### Exercise brief
Return verbatim the line containing "Enumerate this screenshot's" together with all lines that follow it, through the end of the records.
Start of Entries shown
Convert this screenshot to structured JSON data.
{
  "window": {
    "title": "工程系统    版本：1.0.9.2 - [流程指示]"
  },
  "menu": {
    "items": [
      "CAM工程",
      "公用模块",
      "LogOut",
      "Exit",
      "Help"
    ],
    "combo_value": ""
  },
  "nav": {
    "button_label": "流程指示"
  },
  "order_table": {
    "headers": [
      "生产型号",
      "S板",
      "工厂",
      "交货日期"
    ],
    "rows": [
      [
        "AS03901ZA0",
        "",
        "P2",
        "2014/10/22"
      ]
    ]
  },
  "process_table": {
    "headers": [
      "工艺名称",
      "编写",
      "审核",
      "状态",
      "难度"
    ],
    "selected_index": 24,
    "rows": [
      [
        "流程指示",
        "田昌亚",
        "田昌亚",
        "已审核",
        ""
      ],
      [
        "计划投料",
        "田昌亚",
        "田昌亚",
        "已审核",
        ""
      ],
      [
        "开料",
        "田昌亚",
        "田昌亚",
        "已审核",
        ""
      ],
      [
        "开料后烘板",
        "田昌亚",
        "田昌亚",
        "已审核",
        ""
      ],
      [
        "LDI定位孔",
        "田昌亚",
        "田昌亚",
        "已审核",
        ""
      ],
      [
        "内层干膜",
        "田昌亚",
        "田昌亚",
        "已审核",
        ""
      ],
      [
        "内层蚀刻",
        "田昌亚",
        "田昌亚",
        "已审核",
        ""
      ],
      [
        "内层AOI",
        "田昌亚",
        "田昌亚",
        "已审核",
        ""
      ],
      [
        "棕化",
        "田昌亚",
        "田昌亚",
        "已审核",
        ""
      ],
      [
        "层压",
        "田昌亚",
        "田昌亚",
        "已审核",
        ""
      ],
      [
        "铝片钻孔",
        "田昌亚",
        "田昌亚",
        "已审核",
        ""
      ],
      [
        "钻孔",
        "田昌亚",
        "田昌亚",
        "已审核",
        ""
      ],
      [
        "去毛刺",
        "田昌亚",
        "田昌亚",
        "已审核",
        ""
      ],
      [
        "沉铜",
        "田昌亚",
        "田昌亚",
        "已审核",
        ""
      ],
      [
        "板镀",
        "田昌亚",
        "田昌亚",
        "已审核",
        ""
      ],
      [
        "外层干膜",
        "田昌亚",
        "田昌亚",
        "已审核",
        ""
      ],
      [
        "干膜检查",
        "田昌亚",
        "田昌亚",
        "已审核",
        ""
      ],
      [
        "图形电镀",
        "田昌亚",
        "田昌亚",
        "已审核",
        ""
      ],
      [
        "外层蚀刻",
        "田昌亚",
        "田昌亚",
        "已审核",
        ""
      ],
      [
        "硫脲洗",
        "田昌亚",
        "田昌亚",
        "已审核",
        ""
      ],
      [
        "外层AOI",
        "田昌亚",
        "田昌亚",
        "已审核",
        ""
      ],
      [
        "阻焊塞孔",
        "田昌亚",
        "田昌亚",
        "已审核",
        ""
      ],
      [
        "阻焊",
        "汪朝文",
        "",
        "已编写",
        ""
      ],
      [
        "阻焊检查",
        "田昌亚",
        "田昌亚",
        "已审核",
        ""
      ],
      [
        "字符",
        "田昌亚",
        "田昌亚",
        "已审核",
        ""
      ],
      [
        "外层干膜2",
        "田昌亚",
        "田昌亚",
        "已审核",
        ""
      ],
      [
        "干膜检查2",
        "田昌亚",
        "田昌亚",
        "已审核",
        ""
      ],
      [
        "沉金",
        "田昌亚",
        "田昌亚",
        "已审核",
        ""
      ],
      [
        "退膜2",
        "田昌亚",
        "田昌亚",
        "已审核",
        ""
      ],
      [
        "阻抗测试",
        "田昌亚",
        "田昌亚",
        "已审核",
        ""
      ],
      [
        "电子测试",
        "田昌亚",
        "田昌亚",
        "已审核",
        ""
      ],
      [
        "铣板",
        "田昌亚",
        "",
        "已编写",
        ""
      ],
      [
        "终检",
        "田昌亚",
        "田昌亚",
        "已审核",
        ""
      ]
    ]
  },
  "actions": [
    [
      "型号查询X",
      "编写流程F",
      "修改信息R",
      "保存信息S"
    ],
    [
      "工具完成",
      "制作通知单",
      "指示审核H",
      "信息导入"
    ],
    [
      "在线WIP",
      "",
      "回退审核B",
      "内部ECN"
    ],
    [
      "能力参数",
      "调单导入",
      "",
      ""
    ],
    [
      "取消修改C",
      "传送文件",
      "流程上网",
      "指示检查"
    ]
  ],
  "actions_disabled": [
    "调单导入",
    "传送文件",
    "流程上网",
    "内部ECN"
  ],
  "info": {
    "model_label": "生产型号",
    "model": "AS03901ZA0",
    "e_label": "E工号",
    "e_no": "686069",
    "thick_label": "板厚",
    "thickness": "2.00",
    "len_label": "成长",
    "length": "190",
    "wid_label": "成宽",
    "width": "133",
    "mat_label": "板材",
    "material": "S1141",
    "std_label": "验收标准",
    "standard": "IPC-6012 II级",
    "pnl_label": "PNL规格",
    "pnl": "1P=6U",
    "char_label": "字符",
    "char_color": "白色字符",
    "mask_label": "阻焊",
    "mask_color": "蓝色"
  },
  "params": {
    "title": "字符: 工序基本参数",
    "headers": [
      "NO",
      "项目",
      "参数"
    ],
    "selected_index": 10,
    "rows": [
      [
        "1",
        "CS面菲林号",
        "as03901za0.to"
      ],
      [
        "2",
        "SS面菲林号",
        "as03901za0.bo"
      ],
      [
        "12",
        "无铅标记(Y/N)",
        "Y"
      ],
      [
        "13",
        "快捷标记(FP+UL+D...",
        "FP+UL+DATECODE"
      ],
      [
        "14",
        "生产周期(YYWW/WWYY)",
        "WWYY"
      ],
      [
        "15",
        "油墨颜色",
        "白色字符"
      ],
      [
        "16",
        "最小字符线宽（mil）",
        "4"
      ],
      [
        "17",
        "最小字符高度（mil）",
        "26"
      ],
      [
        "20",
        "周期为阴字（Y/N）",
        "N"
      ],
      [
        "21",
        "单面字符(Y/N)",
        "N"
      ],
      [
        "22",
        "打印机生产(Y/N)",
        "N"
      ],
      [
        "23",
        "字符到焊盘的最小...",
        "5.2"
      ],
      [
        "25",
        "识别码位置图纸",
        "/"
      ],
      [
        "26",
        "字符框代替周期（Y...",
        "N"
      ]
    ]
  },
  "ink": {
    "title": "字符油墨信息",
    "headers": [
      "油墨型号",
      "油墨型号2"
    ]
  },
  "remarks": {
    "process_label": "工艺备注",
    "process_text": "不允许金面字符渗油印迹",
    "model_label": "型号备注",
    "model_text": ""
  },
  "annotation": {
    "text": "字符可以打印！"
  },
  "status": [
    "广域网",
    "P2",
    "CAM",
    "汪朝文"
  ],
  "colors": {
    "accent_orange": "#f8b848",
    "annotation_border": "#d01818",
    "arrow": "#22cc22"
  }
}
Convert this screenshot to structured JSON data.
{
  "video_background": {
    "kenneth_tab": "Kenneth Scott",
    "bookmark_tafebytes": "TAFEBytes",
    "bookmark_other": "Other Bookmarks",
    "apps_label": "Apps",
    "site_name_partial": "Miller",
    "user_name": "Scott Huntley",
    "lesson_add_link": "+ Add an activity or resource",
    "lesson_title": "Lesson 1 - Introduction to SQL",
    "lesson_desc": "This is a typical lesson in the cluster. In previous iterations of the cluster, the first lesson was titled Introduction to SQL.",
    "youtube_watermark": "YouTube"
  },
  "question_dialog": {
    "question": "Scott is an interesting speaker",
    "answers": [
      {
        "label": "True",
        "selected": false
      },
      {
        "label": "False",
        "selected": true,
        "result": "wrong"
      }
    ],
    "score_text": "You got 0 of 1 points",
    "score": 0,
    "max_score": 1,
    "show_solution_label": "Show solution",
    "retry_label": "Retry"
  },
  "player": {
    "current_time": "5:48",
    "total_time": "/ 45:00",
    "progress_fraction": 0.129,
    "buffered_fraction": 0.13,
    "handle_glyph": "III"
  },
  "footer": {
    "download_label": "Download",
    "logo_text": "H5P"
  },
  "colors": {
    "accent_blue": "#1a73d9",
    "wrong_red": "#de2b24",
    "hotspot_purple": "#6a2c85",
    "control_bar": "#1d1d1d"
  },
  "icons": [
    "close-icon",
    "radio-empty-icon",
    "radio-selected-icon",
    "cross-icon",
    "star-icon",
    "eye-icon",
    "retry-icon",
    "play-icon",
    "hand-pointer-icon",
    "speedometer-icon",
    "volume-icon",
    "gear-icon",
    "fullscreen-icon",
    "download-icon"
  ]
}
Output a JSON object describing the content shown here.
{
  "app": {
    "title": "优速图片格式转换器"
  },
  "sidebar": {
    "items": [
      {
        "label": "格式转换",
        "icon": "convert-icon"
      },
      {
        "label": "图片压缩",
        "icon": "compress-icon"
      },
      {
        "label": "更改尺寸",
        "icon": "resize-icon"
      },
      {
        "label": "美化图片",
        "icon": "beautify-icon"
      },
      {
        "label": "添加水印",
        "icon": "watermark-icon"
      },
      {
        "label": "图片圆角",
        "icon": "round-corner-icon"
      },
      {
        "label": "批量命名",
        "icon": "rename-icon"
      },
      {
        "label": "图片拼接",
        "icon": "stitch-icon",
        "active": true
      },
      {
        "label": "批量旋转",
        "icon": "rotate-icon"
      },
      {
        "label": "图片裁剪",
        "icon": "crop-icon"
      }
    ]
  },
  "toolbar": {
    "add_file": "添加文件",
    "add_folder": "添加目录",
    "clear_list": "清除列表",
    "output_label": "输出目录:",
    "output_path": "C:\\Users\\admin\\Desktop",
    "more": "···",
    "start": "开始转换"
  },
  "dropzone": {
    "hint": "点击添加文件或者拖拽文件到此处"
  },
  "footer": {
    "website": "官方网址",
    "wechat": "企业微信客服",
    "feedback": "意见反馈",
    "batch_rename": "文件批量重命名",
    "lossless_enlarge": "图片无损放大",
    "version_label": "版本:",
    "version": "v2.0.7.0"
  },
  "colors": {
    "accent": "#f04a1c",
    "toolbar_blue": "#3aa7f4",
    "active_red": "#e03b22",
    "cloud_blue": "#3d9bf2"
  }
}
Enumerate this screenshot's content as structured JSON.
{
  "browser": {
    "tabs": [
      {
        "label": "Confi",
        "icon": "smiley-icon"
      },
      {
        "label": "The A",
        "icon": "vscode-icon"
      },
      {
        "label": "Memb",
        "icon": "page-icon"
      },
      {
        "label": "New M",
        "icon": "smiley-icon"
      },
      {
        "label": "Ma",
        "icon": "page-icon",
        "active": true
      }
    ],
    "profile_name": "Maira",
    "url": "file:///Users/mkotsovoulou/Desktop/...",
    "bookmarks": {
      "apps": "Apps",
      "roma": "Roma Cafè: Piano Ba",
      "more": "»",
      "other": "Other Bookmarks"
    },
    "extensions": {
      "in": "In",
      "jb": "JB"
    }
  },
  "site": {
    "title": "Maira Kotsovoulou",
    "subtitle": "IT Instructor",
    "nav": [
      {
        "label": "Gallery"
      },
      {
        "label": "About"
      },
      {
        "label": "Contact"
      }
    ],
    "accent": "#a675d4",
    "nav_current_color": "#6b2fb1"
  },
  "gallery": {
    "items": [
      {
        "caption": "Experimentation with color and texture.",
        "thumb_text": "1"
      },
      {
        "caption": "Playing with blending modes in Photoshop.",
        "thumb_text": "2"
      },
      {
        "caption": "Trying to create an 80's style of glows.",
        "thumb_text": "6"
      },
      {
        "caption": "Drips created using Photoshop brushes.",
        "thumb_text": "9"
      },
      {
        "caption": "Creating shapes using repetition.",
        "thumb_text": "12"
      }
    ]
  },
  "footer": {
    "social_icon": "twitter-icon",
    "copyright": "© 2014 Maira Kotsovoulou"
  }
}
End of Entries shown
### Finished task
Enumerate this screenshot's content as structured JSON.
{
  "browser": {
    "tabs": [
      {
        "label": "Confi",
        "icon": "smiley-icon"
      },
      {
        "label": "The A",
        "icon": "vscode-icon"
      },
      {
        "label": "Memb",
        "icon": "page-icon"
      },
      {
        "label": "New M",
        "icon": "smiley-icon"
      },
      {
        "label": "Ma",
        "icon": "page-icon",
        "active": true
      }
    ],
    "profile_name": "Maira",
    "url": "file:///Users/mkotsovoulou/Desktop/...",
    "bookmarks": {
      "apps": "Apps",
      "roma": "Roma Cafè: Piano Ba",
      "more": "»",
      "other": "Other Bookmarks"
    },
    "extensions": {
      "in": "In",
      "jb": "JB"
    }
  },
  "site": {
    "title": "Maira Kotsovoulou",
    "subtitle": "IT Instructor",
    "nav": [
      {
        "label": "Gallery"
      },
      {
        "label": "About"
      },
      {
        "label": "Contact"
      }
    ],
    "accent": "#a675d4",
    "nav_current_color": "#6b2fb1"
  },
  "gallery": {
    "items": [
      {
        "caption": "Experimentation with color and texture.",
        "thumb_text": "1"
      },
      {
        "caption": "Playing with blending modes in Photoshop.",
        "thumb_text": "2"
      },
      {
        "caption": "Trying to create an 80's style of glows.",
        "thumb_text": "6"
      },
      {
        "caption": "Drips created using Photoshop brushes.",
        "thumb_text": "9"
      },
      {
        "caption": "Creating shapes using repetition.",
        "thumb_text": "12"
      }
    ]
  },
  "footer": {
    "social_icon": "twitter-icon",
    "copyright": "© 2014 Maira Kotsovoulou"
  }
}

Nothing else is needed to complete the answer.